### Task instructions
Your answer must contain only the lines from the one containing "Give me the" through the end of the entries below, reproduced character for character.

[[ Listed entries, beginning ]]

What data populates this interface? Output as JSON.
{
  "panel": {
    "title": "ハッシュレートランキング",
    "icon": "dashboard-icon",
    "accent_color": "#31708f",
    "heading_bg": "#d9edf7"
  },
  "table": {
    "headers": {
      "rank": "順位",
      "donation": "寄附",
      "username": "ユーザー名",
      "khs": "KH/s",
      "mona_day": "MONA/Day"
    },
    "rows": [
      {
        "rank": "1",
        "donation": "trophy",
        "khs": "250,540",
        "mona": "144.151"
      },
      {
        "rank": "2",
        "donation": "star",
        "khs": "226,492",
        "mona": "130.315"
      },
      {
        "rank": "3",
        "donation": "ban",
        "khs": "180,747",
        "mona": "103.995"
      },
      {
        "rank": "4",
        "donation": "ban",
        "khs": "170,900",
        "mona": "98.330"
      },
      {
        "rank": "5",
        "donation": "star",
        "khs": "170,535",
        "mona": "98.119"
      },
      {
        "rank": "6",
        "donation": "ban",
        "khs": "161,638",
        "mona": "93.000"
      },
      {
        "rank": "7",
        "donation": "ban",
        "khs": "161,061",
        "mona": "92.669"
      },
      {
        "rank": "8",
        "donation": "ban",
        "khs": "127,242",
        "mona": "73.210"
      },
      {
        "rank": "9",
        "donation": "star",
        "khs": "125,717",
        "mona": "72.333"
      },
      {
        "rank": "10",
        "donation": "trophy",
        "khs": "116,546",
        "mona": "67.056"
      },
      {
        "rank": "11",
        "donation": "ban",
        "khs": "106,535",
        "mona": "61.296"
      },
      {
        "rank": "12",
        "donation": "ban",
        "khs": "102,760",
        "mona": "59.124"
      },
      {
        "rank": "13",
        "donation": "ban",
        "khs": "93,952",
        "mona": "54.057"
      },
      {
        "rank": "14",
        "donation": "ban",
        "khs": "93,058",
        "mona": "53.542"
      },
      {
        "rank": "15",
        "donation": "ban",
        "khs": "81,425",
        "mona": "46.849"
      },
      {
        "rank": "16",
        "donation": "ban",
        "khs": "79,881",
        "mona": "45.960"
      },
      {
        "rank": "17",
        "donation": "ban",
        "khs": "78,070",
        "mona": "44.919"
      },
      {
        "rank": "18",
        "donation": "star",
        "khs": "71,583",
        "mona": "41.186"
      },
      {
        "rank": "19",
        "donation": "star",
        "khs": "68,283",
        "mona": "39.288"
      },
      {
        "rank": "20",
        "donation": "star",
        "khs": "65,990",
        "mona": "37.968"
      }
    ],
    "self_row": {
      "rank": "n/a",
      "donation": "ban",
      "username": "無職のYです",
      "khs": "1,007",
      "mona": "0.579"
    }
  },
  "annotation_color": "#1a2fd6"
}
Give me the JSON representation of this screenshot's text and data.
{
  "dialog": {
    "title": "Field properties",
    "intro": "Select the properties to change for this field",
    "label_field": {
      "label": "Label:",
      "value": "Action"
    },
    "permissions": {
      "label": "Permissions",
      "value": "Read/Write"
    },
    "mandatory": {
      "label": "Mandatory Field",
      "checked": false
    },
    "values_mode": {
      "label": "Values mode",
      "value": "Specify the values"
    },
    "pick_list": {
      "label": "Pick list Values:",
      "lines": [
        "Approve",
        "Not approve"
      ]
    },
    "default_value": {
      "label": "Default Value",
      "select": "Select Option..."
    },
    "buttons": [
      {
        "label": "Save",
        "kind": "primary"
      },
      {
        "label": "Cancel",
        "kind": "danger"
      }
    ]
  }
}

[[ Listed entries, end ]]

### Answer section
Give me the JSON representation of this screenshot's text and data.
{
  "dialog": {
    "title": "Field properties",
    "intro": "Select the properties to change for this field",
    "label_field": {
      "label": "Label:",
      "value": "Action"
    },
    "permissions": {
      "label": "Permissions",
      "value": "Read/Write"
    },
    "mandatory": {
      "label": "Mandatory Field",
      "checked": false
    },
    "values_mode": {
      "label": "Values mode",
      "value": "Specify the values"
    },
    "pick_list": {
      "label": "Pick list Values:",
      "lines": [
        "Approve",
        "Not approve"
      ]
    },
    "default_value": {
      "label": "Default Value",
      "select": "Select Option..."
    },
    "buttons": [
      {
        "label": "Save",
        "kind": "primary"
      },
      {
        "label": "Cancel",
        "kind": "danger"
      }
    ]
  }
}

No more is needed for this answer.